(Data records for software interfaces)

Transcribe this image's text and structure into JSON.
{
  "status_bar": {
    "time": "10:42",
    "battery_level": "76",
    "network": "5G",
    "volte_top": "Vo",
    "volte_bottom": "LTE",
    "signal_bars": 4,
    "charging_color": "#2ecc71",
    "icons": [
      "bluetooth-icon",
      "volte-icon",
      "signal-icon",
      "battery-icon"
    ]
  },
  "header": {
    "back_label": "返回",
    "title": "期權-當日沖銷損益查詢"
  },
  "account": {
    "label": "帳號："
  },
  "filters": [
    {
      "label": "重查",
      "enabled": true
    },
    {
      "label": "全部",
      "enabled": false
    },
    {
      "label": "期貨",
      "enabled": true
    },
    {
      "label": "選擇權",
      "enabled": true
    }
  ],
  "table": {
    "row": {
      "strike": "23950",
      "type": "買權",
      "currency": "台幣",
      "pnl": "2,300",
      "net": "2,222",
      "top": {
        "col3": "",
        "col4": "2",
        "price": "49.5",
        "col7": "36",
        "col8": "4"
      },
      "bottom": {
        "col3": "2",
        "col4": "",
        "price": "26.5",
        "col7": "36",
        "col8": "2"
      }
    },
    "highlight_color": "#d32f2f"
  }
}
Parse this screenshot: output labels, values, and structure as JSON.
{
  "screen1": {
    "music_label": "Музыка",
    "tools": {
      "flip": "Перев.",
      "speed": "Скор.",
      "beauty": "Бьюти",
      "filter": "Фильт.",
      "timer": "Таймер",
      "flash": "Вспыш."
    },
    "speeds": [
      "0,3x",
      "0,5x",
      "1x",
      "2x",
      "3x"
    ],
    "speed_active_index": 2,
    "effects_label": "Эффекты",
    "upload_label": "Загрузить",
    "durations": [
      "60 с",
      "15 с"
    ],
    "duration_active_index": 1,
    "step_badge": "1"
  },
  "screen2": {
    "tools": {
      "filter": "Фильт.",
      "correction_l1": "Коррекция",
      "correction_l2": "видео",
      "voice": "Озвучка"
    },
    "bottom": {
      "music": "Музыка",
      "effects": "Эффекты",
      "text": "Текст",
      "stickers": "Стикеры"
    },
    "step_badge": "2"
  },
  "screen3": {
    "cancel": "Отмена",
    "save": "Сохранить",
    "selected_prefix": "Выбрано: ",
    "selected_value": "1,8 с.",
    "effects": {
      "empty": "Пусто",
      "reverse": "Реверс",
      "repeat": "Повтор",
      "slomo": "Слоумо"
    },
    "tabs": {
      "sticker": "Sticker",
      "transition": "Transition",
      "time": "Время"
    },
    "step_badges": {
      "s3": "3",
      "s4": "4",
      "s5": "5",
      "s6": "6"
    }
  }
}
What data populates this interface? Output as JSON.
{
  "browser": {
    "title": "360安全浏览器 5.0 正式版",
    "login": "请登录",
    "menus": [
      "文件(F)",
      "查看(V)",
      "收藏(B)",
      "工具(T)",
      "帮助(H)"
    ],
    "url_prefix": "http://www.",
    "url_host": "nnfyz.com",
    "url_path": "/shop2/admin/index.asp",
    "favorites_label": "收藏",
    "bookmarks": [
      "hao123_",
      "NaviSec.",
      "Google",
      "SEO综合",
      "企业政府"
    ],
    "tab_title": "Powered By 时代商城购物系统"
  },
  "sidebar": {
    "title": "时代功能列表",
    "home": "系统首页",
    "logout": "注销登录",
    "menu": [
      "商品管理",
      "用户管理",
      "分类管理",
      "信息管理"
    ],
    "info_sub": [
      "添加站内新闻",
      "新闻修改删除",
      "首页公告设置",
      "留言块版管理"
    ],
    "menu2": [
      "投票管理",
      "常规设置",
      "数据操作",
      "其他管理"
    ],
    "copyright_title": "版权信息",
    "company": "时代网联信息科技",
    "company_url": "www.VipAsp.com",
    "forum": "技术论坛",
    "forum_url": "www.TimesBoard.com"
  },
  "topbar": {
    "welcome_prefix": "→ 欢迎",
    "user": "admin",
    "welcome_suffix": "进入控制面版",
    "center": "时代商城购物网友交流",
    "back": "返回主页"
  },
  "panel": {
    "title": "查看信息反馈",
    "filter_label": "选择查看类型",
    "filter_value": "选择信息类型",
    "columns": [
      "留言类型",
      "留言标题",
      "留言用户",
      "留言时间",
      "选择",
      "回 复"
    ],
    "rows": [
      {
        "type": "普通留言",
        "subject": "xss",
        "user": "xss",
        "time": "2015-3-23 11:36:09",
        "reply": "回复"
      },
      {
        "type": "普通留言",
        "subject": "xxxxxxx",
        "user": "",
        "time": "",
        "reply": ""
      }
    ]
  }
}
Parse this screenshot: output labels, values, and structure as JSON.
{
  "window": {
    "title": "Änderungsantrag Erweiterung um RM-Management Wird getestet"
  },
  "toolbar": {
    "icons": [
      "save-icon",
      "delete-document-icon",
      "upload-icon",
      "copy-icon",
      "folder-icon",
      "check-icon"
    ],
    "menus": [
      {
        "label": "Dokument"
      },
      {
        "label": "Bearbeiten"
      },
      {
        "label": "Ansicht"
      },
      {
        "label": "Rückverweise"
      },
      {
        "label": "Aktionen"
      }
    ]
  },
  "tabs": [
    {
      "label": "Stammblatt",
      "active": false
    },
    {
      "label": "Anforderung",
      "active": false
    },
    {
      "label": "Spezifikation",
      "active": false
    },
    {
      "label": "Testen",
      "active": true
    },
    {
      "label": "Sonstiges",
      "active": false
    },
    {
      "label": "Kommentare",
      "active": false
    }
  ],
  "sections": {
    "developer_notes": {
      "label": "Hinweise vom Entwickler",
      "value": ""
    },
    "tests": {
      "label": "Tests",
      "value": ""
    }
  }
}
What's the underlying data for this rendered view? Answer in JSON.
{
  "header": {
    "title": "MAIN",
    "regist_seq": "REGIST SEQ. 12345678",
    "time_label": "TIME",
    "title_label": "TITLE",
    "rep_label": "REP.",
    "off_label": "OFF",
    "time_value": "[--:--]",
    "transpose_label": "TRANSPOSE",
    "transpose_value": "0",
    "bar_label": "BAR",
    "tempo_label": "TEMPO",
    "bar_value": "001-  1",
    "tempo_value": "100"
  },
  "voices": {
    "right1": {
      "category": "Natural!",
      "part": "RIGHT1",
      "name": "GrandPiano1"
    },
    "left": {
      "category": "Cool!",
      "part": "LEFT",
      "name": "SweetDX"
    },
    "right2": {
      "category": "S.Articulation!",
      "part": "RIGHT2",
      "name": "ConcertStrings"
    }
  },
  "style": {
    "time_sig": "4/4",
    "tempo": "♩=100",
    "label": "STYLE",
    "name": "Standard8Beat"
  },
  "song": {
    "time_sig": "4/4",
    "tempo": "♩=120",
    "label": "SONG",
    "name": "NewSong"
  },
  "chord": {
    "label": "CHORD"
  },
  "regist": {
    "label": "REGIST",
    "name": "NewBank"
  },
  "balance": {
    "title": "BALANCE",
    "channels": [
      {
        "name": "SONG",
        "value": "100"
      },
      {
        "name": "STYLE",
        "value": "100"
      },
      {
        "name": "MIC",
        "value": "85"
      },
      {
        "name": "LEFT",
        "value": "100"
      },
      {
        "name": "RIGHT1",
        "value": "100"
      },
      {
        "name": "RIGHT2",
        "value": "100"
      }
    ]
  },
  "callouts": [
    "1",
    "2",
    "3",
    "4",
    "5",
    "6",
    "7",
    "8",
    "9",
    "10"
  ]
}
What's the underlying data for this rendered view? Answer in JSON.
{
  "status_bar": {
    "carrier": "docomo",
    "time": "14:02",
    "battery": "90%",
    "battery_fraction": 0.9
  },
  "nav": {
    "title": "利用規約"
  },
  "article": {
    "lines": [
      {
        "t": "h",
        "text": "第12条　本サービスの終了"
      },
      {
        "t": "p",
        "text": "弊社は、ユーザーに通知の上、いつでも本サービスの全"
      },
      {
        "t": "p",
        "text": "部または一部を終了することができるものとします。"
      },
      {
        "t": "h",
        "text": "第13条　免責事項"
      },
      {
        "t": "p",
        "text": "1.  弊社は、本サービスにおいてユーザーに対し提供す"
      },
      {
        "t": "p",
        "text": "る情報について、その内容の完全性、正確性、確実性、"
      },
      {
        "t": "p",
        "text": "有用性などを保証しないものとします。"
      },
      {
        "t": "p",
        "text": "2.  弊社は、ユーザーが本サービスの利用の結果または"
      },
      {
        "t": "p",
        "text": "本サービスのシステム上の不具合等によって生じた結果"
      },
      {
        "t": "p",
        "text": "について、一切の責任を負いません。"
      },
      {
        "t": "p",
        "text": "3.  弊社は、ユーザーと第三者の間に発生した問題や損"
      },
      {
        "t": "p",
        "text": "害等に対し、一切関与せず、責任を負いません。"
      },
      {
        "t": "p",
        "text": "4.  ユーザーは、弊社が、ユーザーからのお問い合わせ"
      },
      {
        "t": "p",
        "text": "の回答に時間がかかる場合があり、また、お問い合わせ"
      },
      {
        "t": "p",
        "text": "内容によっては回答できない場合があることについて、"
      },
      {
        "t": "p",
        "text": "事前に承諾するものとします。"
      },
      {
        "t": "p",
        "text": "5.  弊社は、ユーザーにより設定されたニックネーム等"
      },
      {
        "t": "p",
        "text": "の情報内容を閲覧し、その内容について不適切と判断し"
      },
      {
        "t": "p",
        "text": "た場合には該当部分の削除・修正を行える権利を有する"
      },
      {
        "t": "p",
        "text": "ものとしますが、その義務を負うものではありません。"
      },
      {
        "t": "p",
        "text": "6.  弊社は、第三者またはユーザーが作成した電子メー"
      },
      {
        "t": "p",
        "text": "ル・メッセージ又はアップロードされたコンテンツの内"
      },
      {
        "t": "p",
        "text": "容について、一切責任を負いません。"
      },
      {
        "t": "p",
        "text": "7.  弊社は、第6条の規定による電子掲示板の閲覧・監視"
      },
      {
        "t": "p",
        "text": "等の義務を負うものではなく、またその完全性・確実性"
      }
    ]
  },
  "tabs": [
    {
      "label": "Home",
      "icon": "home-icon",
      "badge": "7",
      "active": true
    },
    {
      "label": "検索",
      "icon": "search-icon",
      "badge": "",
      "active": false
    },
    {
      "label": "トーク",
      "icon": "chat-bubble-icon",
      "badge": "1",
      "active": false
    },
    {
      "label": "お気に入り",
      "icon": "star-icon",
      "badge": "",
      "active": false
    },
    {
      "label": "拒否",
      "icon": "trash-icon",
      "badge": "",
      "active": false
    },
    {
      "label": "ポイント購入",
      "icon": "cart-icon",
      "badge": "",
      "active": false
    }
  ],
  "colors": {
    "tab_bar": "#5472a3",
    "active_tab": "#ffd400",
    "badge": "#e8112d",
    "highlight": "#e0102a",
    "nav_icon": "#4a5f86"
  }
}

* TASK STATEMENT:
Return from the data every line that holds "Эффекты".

* RESULT BELOW:
    "effects_label": "Эффекты",
      "effects": "Эффекты",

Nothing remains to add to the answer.